We were surprised at how many other groups we saw taking part. As it was just a one day event, unlike the birthday GPS pub treasure hunt I’d done which you can do any day, we saw lots of people in the city crowded around phones, many of them dressed up. (Prizes were offered for the best dressed team as well as the best team name and groups were encouraged to upload team selfies to the Facebook event page.)

Once we’d unlocked all the witnesses we put our heads together to try and work out who the murderer was. I must admit that we were all a bit disappointed in the ending (probably because we didn’t get it right until about the fourth try!) and felt like the answer wasn’t something we could have worked out. However, once we had guessed it and the app provided information on how you should have arrived at the right conclusion, we realised we’d made just one error which had thrown a spanner (not one of the murder weapons!) in the works. I’ve got some tips for how to approach the game in the right away at the bottom of this post. I don’t give anything away about the actual suspects, just some useful advice on how to play it properly, but you might want to stop reading after the line if you don’t want any help at all!
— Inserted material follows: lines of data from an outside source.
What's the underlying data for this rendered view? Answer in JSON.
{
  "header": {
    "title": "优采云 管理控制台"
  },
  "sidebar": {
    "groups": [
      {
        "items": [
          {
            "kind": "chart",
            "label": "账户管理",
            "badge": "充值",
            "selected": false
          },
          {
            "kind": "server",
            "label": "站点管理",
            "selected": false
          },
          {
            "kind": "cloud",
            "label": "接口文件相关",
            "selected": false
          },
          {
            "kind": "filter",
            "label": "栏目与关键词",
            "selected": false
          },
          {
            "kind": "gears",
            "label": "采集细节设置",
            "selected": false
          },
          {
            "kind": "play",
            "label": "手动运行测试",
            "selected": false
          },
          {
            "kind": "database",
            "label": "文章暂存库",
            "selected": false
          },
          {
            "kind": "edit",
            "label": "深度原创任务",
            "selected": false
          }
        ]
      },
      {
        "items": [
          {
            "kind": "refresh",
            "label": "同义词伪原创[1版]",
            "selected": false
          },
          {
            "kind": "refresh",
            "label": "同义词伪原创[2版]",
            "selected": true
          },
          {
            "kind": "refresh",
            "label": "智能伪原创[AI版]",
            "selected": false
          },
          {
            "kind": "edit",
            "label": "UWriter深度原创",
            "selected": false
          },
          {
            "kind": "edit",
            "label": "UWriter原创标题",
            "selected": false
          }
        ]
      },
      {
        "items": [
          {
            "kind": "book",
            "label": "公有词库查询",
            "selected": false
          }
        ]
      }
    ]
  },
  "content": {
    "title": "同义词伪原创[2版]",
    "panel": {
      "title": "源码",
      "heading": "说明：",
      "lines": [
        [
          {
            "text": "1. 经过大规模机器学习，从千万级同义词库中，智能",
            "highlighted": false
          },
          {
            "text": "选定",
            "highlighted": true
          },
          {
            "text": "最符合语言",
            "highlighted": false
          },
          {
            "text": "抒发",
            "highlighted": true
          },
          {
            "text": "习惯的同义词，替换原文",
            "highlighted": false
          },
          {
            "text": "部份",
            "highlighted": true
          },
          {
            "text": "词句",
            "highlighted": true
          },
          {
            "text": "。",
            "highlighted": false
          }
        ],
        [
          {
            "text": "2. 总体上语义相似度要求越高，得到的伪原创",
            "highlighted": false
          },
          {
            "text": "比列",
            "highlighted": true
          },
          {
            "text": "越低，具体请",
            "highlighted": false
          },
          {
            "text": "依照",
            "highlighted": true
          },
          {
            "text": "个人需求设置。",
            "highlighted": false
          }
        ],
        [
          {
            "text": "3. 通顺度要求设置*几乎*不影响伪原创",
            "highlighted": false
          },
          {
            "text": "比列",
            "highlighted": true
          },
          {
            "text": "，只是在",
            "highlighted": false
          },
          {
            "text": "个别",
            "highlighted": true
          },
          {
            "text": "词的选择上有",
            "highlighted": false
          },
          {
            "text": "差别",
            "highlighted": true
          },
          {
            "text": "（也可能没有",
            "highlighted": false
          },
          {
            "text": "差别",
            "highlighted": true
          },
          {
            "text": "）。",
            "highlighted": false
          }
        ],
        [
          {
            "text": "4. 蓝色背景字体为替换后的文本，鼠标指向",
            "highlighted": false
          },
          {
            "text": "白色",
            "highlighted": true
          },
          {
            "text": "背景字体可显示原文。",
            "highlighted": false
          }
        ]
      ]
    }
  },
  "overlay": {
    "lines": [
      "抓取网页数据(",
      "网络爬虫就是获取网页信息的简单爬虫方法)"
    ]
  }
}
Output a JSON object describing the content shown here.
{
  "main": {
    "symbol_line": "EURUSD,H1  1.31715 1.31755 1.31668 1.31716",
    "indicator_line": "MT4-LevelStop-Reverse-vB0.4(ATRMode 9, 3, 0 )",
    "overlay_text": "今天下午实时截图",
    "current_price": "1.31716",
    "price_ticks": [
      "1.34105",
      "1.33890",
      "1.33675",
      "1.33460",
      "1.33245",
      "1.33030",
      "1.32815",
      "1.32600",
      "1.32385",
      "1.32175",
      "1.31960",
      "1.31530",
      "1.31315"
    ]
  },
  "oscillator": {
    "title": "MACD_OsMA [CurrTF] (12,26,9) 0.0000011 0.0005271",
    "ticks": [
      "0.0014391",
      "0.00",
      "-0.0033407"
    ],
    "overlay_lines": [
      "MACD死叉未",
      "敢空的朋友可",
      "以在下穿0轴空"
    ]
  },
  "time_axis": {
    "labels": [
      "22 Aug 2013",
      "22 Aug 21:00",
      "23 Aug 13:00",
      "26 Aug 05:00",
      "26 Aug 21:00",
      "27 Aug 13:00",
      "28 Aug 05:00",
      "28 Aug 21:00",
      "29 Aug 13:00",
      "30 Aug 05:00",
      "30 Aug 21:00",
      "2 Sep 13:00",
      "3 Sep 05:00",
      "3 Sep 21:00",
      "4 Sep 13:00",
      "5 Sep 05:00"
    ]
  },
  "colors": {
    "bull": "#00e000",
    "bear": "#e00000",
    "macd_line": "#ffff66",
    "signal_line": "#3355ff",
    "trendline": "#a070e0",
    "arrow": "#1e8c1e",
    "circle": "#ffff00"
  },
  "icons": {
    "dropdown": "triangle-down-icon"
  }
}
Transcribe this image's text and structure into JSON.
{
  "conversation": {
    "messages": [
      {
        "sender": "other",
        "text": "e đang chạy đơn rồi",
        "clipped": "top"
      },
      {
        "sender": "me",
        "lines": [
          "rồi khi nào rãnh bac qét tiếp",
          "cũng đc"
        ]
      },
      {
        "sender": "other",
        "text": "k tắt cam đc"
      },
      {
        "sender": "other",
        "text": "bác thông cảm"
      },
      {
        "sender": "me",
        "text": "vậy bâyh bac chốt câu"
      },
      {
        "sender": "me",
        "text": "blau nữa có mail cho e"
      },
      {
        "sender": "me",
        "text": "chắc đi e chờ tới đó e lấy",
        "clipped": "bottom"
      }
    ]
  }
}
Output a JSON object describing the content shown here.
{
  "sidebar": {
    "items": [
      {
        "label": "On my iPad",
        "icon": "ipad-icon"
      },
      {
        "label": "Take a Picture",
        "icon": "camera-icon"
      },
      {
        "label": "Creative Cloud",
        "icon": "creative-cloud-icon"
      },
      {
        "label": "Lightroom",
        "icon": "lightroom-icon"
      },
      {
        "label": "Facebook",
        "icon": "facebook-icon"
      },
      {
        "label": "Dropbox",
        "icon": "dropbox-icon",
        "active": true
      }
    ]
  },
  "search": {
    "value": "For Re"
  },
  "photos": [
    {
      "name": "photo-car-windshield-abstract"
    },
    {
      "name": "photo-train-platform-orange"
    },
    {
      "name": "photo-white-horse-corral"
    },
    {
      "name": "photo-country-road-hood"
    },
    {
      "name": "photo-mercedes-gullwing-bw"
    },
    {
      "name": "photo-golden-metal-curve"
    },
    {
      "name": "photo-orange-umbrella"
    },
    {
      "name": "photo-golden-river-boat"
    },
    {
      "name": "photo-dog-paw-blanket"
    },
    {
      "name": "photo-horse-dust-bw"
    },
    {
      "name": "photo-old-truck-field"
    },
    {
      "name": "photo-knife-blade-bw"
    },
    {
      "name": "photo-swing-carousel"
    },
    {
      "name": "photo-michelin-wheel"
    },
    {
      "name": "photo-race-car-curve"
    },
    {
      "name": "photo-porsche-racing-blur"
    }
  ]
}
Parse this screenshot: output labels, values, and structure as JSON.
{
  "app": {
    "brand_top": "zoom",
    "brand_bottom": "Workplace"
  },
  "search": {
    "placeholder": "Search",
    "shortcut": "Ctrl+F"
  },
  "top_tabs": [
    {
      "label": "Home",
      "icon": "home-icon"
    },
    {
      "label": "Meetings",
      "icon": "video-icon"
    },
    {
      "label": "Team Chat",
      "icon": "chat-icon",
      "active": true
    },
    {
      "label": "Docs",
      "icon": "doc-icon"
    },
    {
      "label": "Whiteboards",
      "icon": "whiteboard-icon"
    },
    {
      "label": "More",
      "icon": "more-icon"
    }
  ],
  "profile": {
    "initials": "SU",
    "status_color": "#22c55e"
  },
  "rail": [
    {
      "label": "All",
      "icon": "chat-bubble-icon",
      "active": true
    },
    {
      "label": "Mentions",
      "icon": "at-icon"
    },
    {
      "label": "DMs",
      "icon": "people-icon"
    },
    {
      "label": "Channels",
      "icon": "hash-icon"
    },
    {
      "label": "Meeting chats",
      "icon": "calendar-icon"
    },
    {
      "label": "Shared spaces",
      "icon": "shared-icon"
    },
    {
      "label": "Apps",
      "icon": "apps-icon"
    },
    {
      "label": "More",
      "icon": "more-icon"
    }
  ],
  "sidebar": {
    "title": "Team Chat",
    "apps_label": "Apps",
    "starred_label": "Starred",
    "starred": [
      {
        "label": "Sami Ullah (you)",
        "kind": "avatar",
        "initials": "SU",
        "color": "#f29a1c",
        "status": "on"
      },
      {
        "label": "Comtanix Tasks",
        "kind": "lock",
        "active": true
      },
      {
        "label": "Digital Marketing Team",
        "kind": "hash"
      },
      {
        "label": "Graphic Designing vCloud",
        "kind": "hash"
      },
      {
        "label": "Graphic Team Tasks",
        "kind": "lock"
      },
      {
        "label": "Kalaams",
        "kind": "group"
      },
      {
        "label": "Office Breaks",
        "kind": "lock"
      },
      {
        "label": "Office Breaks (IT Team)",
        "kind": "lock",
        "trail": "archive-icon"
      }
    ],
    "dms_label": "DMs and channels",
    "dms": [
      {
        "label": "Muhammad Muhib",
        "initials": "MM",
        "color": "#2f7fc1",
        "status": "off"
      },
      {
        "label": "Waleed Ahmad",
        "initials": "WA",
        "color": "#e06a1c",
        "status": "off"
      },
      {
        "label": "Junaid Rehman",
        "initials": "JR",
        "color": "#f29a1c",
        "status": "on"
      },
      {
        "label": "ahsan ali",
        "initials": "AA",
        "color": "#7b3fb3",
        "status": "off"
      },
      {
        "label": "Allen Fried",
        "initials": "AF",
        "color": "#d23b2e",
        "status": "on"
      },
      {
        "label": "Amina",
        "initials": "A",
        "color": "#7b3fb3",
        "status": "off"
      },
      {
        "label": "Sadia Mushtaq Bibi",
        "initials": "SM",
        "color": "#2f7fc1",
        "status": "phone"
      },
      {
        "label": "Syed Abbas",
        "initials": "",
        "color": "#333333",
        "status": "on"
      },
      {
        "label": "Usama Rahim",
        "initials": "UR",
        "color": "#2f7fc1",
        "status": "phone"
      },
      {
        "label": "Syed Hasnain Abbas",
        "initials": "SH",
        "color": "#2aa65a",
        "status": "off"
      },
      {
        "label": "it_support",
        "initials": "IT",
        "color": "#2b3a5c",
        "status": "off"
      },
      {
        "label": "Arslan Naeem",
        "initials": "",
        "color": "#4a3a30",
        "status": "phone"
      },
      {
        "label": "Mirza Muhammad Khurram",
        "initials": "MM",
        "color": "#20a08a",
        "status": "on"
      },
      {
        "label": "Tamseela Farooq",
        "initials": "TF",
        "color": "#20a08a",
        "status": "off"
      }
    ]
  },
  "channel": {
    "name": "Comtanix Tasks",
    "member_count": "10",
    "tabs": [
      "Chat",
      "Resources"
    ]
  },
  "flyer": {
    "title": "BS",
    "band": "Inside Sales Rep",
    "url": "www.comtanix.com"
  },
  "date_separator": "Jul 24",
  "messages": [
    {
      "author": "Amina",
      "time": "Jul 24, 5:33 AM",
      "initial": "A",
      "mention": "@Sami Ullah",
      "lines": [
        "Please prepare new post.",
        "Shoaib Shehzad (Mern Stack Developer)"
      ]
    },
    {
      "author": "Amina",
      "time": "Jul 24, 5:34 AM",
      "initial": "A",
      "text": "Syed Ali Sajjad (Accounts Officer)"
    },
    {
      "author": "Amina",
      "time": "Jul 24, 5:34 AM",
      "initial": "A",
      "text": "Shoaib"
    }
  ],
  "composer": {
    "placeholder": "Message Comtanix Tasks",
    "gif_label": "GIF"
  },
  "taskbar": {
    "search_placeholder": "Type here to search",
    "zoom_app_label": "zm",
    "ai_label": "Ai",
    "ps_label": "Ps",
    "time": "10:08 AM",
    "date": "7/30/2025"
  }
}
Looking more Blues Brothers than Holmes and Watson here – and wasting valuable time taking silly photos!

We signed-up at the early bird rate which worked out at £5 per person, and definitely felt like we got our money’s worth. It was good to be doing something different with friends, being outside, thinking in a different way, and exploring the city.

As you would expect from me, we started and finished the day with food in Leeds. We had an absolutely amazing brunch at Laynes Espresso and ridiculously naughty desserts at Kaspa’s, but both were so good I’m going to blog about them separately.

For those in West Yorkshire, the next CluedUpp Manhunt event is taking place in Huddersfield on 23 September and I’d definitely recommend it.

Tips for playing the game:

  • Read all the names on the suspects list first; the names are often clues themselves (play on words etc) and so it will help if you have a general idea of who’s on there.
  • Don’t overthink things. We over-complicated matters by assuming everything was a red herring and rather than crossing people off (as you would in Cluedo) once we’d established their alibis, we kept thinking “ah but what if they’re lying” and “they haven’t given an exact time so they might have had time to get to and from the crime scene without anyone knowing…” Don’t think like that and just cross people off as soon as you know who the person in the testimony is referring to.
  • You might find it useful to take a notepad and pen with you as well to keep a track of the clues (although you can revisit all of the information on your phone at any time) and do any working outs.